Artist Jim Thorell, who recently had a solo show of his brightly hued abstractions of floral landscapes titled “7 Paintings” at the S2 gallery in Sotheby’s New York headquarters, awoke Friday morning to find a spray-painted swastika on the front door of his Stockholm, Sweden studio.
Then he did what painters do.
“I reacted immediately and grabbed a can of brown paint before I could even reflect” said the 31-year-old painter, who felt the need to quickly cover up the racist symbol.
It wasn’t the first time Mr. Thorell had witnessed Nazi behavior in his neighborhood, nor was it the worst. In 2013, he found himself a target during a peaceful antiracism rally in a Stockholm suburb when twenty men dressed in black suddenly attacked him with sticks and knives, he told the Observer via Facebook. The experience was especially harrowing since he was with his newborn daughter and elderly father.

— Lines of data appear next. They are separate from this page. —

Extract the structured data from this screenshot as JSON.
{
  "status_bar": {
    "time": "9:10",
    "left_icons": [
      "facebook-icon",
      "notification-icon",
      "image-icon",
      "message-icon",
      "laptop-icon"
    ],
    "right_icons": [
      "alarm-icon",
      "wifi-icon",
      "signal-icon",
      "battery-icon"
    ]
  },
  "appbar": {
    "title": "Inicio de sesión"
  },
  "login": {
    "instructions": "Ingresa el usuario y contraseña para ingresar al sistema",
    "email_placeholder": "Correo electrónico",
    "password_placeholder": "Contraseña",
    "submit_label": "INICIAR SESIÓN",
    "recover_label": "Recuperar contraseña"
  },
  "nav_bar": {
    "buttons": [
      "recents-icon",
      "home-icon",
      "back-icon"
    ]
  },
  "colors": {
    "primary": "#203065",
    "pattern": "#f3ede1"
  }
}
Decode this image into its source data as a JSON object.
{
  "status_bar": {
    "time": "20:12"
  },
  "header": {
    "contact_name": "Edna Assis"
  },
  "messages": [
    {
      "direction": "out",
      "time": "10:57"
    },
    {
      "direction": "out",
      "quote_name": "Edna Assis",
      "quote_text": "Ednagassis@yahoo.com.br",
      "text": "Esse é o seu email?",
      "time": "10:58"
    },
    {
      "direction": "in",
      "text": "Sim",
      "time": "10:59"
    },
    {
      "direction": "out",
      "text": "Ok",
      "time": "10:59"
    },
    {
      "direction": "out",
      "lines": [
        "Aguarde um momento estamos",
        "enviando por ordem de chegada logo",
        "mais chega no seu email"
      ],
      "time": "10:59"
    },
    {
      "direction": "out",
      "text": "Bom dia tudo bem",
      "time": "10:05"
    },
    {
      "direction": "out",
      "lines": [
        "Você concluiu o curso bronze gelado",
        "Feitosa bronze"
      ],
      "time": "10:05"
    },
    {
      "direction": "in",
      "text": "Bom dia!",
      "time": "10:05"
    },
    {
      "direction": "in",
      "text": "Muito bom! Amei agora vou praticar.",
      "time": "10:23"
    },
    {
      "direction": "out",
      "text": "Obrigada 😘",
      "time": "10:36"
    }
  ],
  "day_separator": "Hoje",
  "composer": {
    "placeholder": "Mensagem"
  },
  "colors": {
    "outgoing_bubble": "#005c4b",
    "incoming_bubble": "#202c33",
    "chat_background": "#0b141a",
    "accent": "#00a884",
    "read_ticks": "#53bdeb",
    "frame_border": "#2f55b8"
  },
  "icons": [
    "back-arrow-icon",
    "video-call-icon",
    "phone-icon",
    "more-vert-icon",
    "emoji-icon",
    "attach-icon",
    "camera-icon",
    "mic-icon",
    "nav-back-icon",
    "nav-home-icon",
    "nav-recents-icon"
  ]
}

“Sweden has a constant presence of violent nazi groups,” said the artist. “Throughout my life, they have always been around. Sometimes they kill. Most times, it’s this kind of small thing; a swastika sprayed on the door of a building. We downplay it like it’s a ‘gang’ thing, but it’s become normalized within the far right and nationalistic fascist movements in Europe that thrive on fear and conflict. It’s telling that the party representing this group is the third largest political party in our government, according to recent polls.”
The MFA grad of Valand Academy at Gothenburg University in Sweden—who is not Jewish—said that his studio building also houses a leftist publishing house called Ordfront and a private school, so he may not have been the intended target.
Aside from S2 gallery, Mr. Thorell has shown his work at the Galleri Karl Kostyál in Stockholm and Galleri Loyal in Målmo, among other European galleries and art fairs.